- Supplement with any joint raw materials such as chondroitin, glucosamine, MSM, also antioxidants and B-vitamins, Calcium, Magnesium, and Zinc. As you all know, I am anal when it comes to water and supplements, but just to give you a baseline of what I find optimal, the following is my daily supplementation schedule: I am a very active and muscular, 6’1, 225# male. Daily I drink 2.5-3+gal water, 4x500mgC, 2xBComplex tab, 2×1,000IU E, 2×25,000IU Beta-carotene, 3x400mg Ca, 2xMg with Zn tab, 2xZn lozenges, 3x500mg Glucosamine, 3x500mg Chondroitin, 3x500mg MSM, 2xOmega3@6FishOil/fatty acids, 3x20g Psyllium fiber, 1xaspirin. Supplements have kept me very healthy, and my injury recovery time is next to nothing. Also-no kidding-I have not had a cold-even a sniffle-for 8 years. (I am now knocking on wood).
- You don’t have to take as much as I do to get major benefits, and if you are smaller and not as active, this would be overkill. There are basically 3 levels of supplementation: RDA=bare minimum to get by and thrive.
Maintenance= what your tissues/body needs to work optimally. Preventative/prophylactive (what I do) = disease prevention, immunity bolstering, disease combating, injury healing, and high oxidative stress status requirements (i.e. being an extremely active and relatively large person). Talk to a Nutritionist or email me-we can figure something out.
Post-reduction Complications: -call the Dr. ASAP if you have any of the following:
- persistent difficulty with shoulder motion.
- coldness, numbness, pallor (paleness), weakness, reduced pulses in arm, hand, or shoulder-emergency.
- signs of infection.
Real life adventures-prepare for this by:
- Looking at an anatomy book to get a general feel for the shoulder and it’s components.

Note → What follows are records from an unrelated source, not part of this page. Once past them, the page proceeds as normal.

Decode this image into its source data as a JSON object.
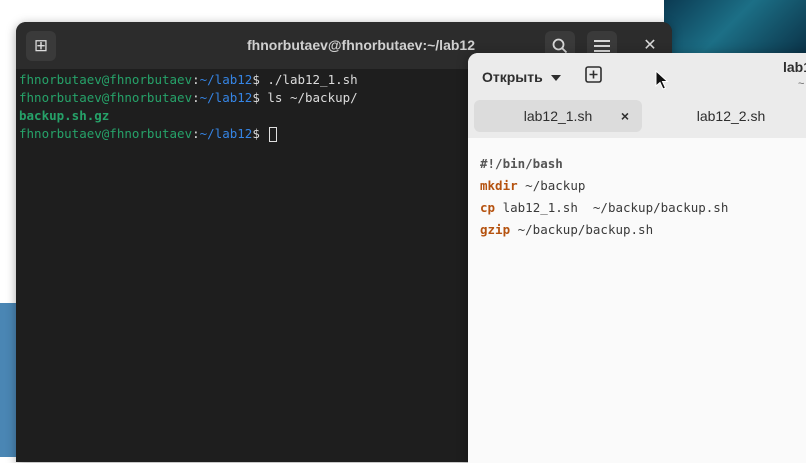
{
  "terminal": {
    "title": "fhnorbutaev@fhnorbutaev:~/lab12",
    "lines": [
      {
        "user": "fhnorbutaev@fhnorbutaev",
        "colon": ":",
        "path": "~/lab12",
        "prompt": "$ ",
        "command": "./lab12_1.sh"
      },
      {
        "user": "fhnorbutaev@fhnorbutaev",
        "colon": ":",
        "path": "~/lab12",
        "prompt": "$ ",
        "command": "ls ~/backup/"
      },
      {
        "output": "backup.sh.gz"
      },
      {
        "user": "fhnorbutaev@fhnorbutaev",
        "colon": ":",
        "path": "~/lab12",
        "prompt": "$ ",
        "command": ""
      }
    ]
  },
  "editor": {
    "open_label": "Открыть",
    "title_partial": "lab1",
    "subtitle_partial": "~",
    "tabs": [
      {
        "label": "lab12_1.sh",
        "close": "×"
      },
      {
        "label": "lab12_2.sh"
      }
    ],
    "code": [
      {
        "kw": "",
        "rest": "#!/bin/bash"
      },
      {
        "kw": "mkdir",
        "rest": " ~/backup"
      },
      {
        "kw": "cp",
        "rest": " lab12_1.sh  ~/backup/backup.sh"
      },
      {
        "kw": "gzip",
        "rest": " ~/backup/backup.sh"
      }
    ]
  },
  "colors": {
    "user": "#26a269",
    "path": "#3584e4",
    "keyword": "#b5520f"
  },
  "icons": [
    "new-tab-icon",
    "search-icon",
    "hamburger-menu-icon",
    "close-icon",
    "new-document-icon",
    "dropdown-arrow-icon",
    "tab-close-icon",
    "mouse-pointer-icon"
  ]
}
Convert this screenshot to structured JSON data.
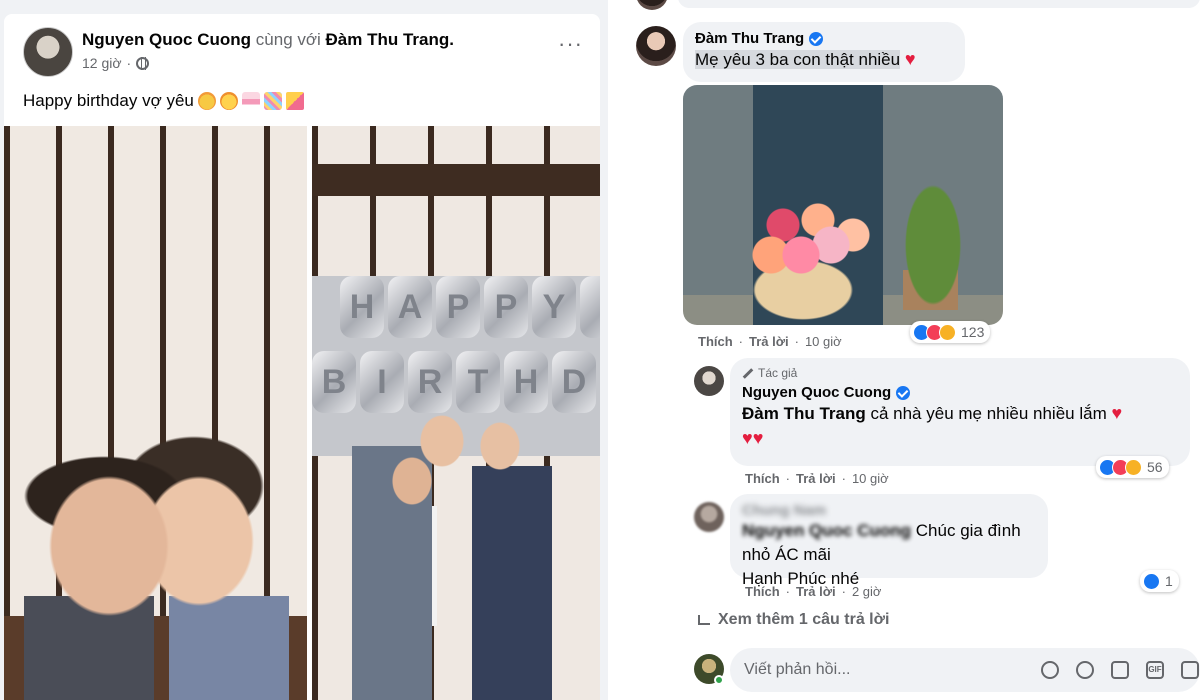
{
  "post": {
    "author": "Nguyen Quoc Cuong",
    "with_text": "cùng với",
    "tagged": "Đàm Thu Trang.",
    "time": "12 giờ",
    "text": "Happy birthday vợ yêu"
  },
  "comments": [
    {
      "name": "Đàm Thu Trang",
      "text": "Mẹ yêu 3 ba con thật nhiều",
      "action_like": "Thích",
      "action_reply": "Trả lời",
      "time": "10 giờ",
      "reaction_count": "123"
    },
    {
      "author_tag": "Tác giả",
      "name": "Nguyen Quoc Cuong",
      "mention": "Đàm Thu Trang",
      "text": "cả nhà yêu mẹ nhiều nhiều lắm",
      "action_like": "Thích",
      "action_reply": "Trả lời",
      "time": "10 giờ",
      "reaction_count": "56"
    },
    {
      "name": "Chung Nam",
      "mention": "Nguyen Quoc Cuong",
      "text_line1": "Chúc gia đình nhỏ ÁC mãi",
      "text_line2": "Hạnh Phúc nhé",
      "action_like": "Thích",
      "action_reply": "Trả lời",
      "time": "2 giờ",
      "reaction_count": "1"
    }
  ],
  "view_more": "Xem thêm 1 câu trả lời",
  "reply_box": {
    "placeholder": "Viết phản hồi..."
  },
  "balloons": "HAPPY BIRTHDAY",
  "colors": {
    "facebook_blue": "#1877f2",
    "heart_red": "#e41e3f",
    "bubble_bg": "#f0f2f5",
    "meta_gray": "#65676b"
  }
}
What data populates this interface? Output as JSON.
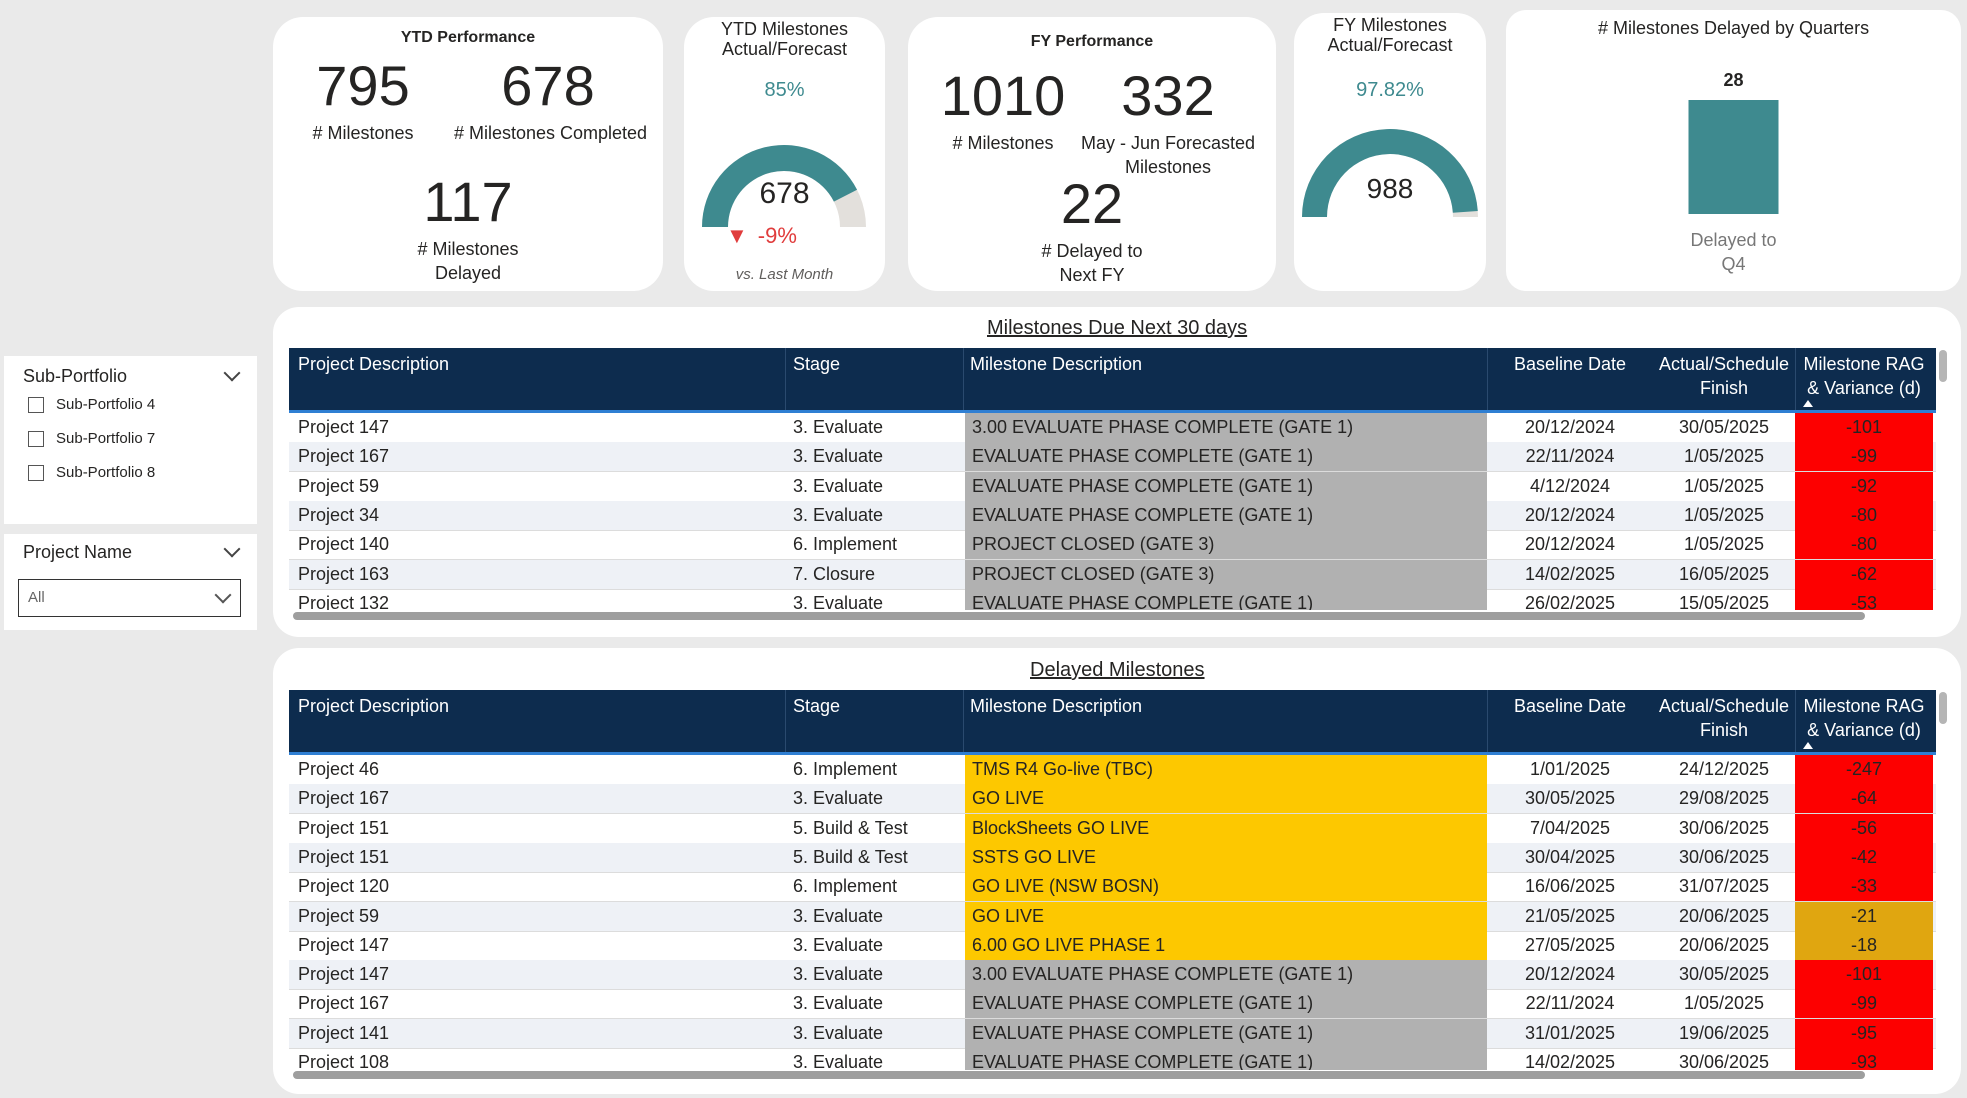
{
  "ytd_performance": {
    "title": "YTD Performance",
    "milestones_value": "795",
    "milestones_label": "# Milestones",
    "completed_value": "678",
    "completed_label": "# Milestones Completed",
    "delayed_value": "117",
    "delayed_label_1": "# Milestones",
    "delayed_label_2": "Delayed"
  },
  "ytd_gauge": {
    "title_1": "YTD Milestones",
    "title_2": "Actual/Forecast",
    "percent": "85%",
    "fill_fraction": 0.85,
    "value": "678",
    "delta_arrow": "▼",
    "delta": "-9%",
    "comparison": "vs. Last Month",
    "teal_color": "#3e8a8f",
    "red_color": "#e03c3c"
  },
  "fy_performance": {
    "title": "FY Performance",
    "milestones_value": "1010",
    "milestones_label": "# Milestones",
    "forecast_value": "332",
    "forecast_label_1": "May - Jun Forecasted",
    "forecast_label_2": "Milestones",
    "delayed_value": "22",
    "delayed_label_1": "# Delayed to",
    "delayed_label_2": "Next FY"
  },
  "fy_gauge": {
    "title_1": "FY Milestones",
    "title_2": "Actual/Forecast",
    "percent": "97.82%",
    "fill_fraction": 0.9782,
    "value": "988"
  },
  "quarters_chart": {
    "title": "# Milestones Delayed by Quarters",
    "bar_color": "#3e8a8f"
  },
  "chart_data": {
    "type": "bar",
    "categories": [
      "Delayed to Q4"
    ],
    "values": [
      28
    ],
    "title": "# Milestones Delayed by Quarters",
    "xlabel": "",
    "ylabel": ""
  },
  "slicers": {
    "sub_portfolio": {
      "title": "Sub-Portfolio",
      "items": [
        "Sub-Portfolio 4",
        "Sub-Portfolio 7",
        "Sub-Portfolio 8"
      ]
    },
    "project_name": {
      "title": "Project Name",
      "selected": "All"
    }
  },
  "columns": [
    "Project Description",
    "Stage",
    "Milestone Description",
    "Baseline Date",
    "Actual/Schedule Finish",
    "Milestone RAG & Variance (d)"
  ],
  "rag_colors": {
    "red": "#fd0000",
    "amber": "#e0a610",
    "milestone_grey": "#b1b1b1",
    "milestone_yellow": "#fdc800",
    "header_navy": "#0d2c4e"
  },
  "due_table": {
    "title": "Milestones Due Next 30 days",
    "rows": [
      {
        "project": "Project 147",
        "stage": "3. Evaluate",
        "milestone": "3.00 EVALUATE PHASE COMPLETE (GATE 1)",
        "baseline": "20/12/2024",
        "finish": "30/05/2025",
        "variance": "-101",
        "mcolor": "grey",
        "rag": "red"
      },
      {
        "project": "Project 167",
        "stage": "3. Evaluate",
        "milestone": "EVALUATE PHASE COMPLETE (GATE 1)",
        "baseline": "22/11/2024",
        "finish": "1/05/2025",
        "variance": "-99",
        "mcolor": "grey",
        "rag": "red"
      },
      {
        "project": "Project 59",
        "stage": "3. Evaluate",
        "milestone": "EVALUATE PHASE COMPLETE (GATE 1)",
        "baseline": "4/12/2024",
        "finish": "1/05/2025",
        "variance": "-92",
        "mcolor": "grey",
        "rag": "red"
      },
      {
        "project": "Project 34",
        "stage": "3. Evaluate",
        "milestone": "EVALUATE PHASE COMPLETE (GATE 1)",
        "baseline": "20/12/2024",
        "finish": "1/05/2025",
        "variance": "-80",
        "mcolor": "grey",
        "rag": "red"
      },
      {
        "project": "Project 140",
        "stage": "6. Implement",
        "milestone": "PROJECT CLOSED (GATE 3)",
        "baseline": "20/12/2024",
        "finish": "1/05/2025",
        "variance": "-80",
        "mcolor": "grey",
        "rag": "red"
      },
      {
        "project": "Project 163",
        "stage": "7. Closure",
        "milestone": "PROJECT CLOSED (GATE 3)",
        "baseline": "14/02/2025",
        "finish": "16/05/2025",
        "variance": "-62",
        "mcolor": "grey",
        "rag": "red"
      },
      {
        "project": "Project 132",
        "stage": "3. Evaluate",
        "milestone": "EVALUATE PHASE COMPLETE (GATE 1)",
        "baseline": "26/02/2025",
        "finish": "15/05/2025",
        "variance": "-53",
        "mcolor": "grey",
        "rag": "red"
      }
    ]
  },
  "delayed_table": {
    "title": "Delayed Milestones",
    "rows": [
      {
        "project": "Project 46",
        "stage": "6. Implement",
        "milestone": "TMS R4 Go-live (TBC)",
        "baseline": "1/01/2025",
        "finish": "24/12/2025",
        "variance": "-247",
        "mcolor": "yellow",
        "rag": "red"
      },
      {
        "project": "Project 167",
        "stage": "3. Evaluate",
        "milestone": "GO LIVE",
        "baseline": "30/05/2025",
        "finish": "29/08/2025",
        "variance": "-64",
        "mcolor": "yellow",
        "rag": "red"
      },
      {
        "project": "Project 151",
        "stage": "5. Build & Test",
        "milestone": "BlockSheets GO LIVE",
        "baseline": "7/04/2025",
        "finish": "30/06/2025",
        "variance": "-56",
        "mcolor": "yellow",
        "rag": "red"
      },
      {
        "project": "Project 151",
        "stage": "5. Build & Test",
        "milestone": "SSTS GO LIVE",
        "baseline": "30/04/2025",
        "finish": "30/06/2025",
        "variance": "-42",
        "mcolor": "yellow",
        "rag": "red"
      },
      {
        "project": "Project 120",
        "stage": "6. Implement",
        "milestone": "GO LIVE (NSW BOSN)",
        "baseline": "16/06/2025",
        "finish": "31/07/2025",
        "variance": "-33",
        "mcolor": "yellow",
        "rag": "red"
      },
      {
        "project": "Project 59",
        "stage": "3. Evaluate",
        "milestone": "GO LIVE",
        "baseline": "21/05/2025",
        "finish": "20/06/2025",
        "variance": "-21",
        "mcolor": "yellow",
        "rag": "amber"
      },
      {
        "project": "Project 147",
        "stage": "3. Evaluate",
        "milestone": "6.00 GO LIVE PHASE 1",
        "baseline": "27/05/2025",
        "finish": "20/06/2025",
        "variance": "-18",
        "mcolor": "yellow",
        "rag": "amber"
      },
      {
        "project": "Project 147",
        "stage": "3. Evaluate",
        "milestone": "3.00 EVALUATE PHASE COMPLETE (GATE 1)",
        "baseline": "20/12/2024",
        "finish": "30/05/2025",
        "variance": "-101",
        "mcolor": "grey",
        "rag": "red"
      },
      {
        "project": "Project 167",
        "stage": "3. Evaluate",
        "milestone": "EVALUATE PHASE COMPLETE (GATE 1)",
        "baseline": "22/11/2024",
        "finish": "1/05/2025",
        "variance": "-99",
        "mcolor": "grey",
        "rag": "red"
      },
      {
        "project": "Project 141",
        "stage": "3. Evaluate",
        "milestone": "EVALUATE PHASE COMPLETE (GATE 1)",
        "baseline": "31/01/2025",
        "finish": "19/06/2025",
        "variance": "-95",
        "mcolor": "grey",
        "rag": "red"
      },
      {
        "project": "Project 108",
        "stage": "3. Evaluate",
        "milestone": "EVALUATE PHASE COMPLETE (GATE 1)",
        "baseline": "14/02/2025",
        "finish": "30/06/2025",
        "variance": "-93",
        "mcolor": "grey",
        "rag": "red"
      }
    ]
  }
}
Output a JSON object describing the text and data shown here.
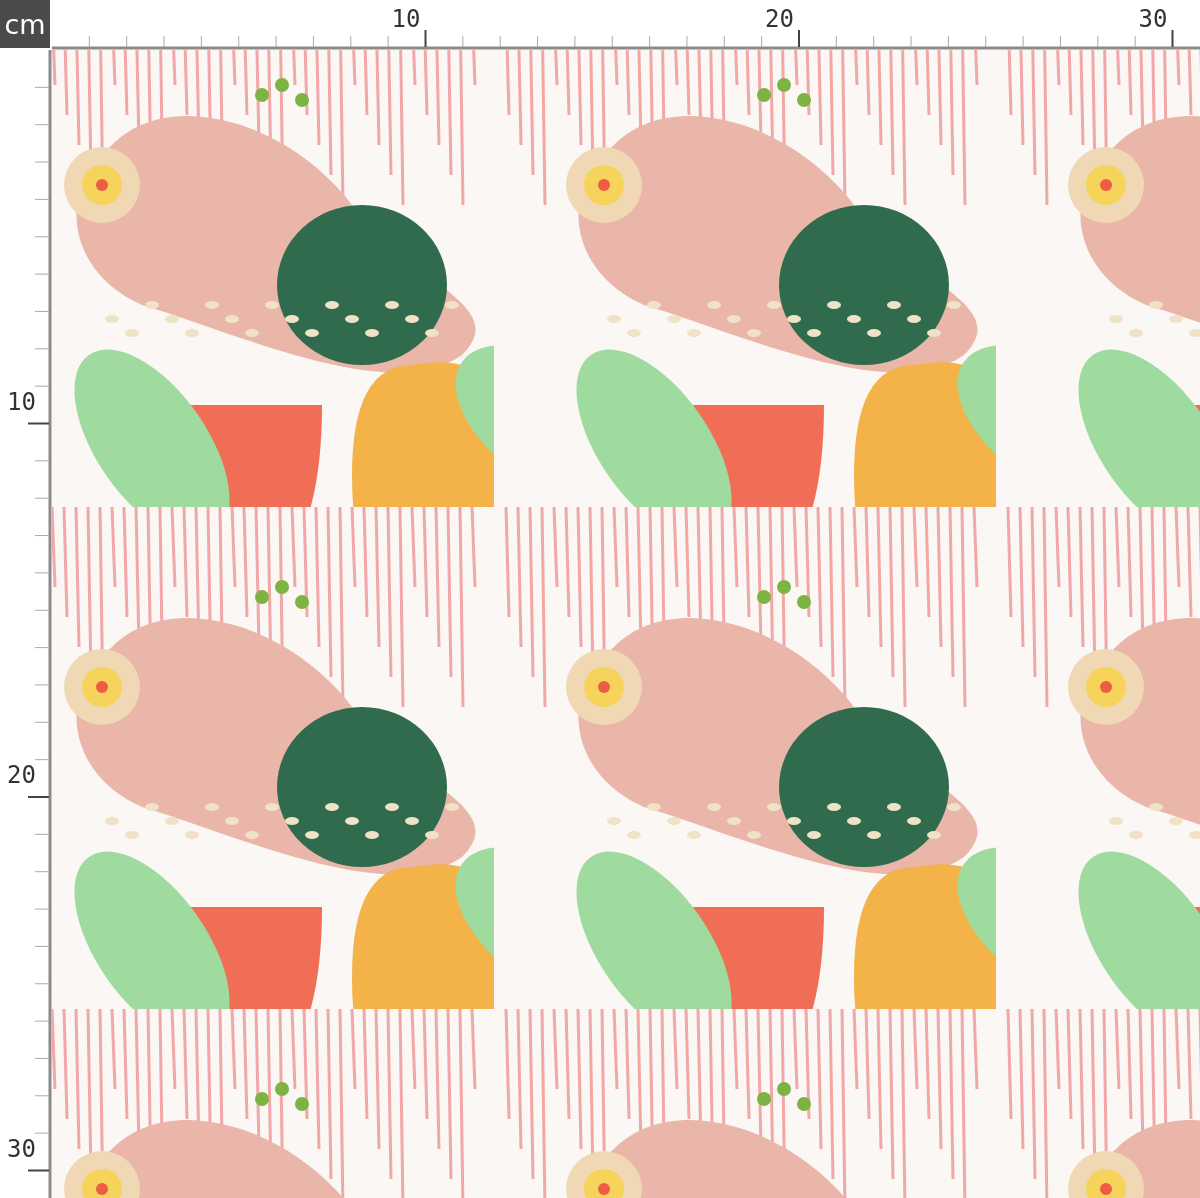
{
  "unit_label": "cm",
  "top_ruler": {
    "labels": [
      "10",
      "20",
      "30"
    ]
  },
  "left_ruler": {
    "labels": [
      "10",
      "20",
      "30"
    ]
  }
}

- Always have a method of slinging, or immobilizing joints with you.
- Practice SEVERAL times the outlined reduction technique, just in case it comes to this. If you have done it several times before you will not be scratching your head wondering just which way to pull-push-rotate.
- No matter how bad it is, remain calm whether you are the victim or helper. This cannot be stressed enough.
- If this happens on a local run, immobilize and transport.
- Several hours walk out-immobilize and walk out if possible, otherwise send for help or reduce. Reduce ONLY if 100% candidate for non-skilled reduction.
- several days out-reduce if necessary, immobilize, walk AND send for help if you have enough in your party.
- If it is a severe case as outlined above-do anything. Keep them out of shock, awake, and hydrated, do not leave them alone. Send help out, but have at least one person stay with the patient. Start a signal fire, whatever it takes.
I hope this helps, and if you have any questions, etc, please feel free contact me through the comments below.
For those who have dislocated their shoulder or have other injuries-don’t despair. You will get better and back at it even if you need surgery. I personally have dislocated my L shoulder 3x, R shoulder 1x, L thumb 3x, and have a torn ACL and MCL in my R knee, and still am able to do (just about) anything I want to physically-and I have never had surgery for any of these…yet.
It is all about PREVENTION. STRETCH, EXERCISE, LIFT WEIGHTS, STAY ACTIVE AND EAT RIGHT. It’s as simple? as that.
See you all on the water!!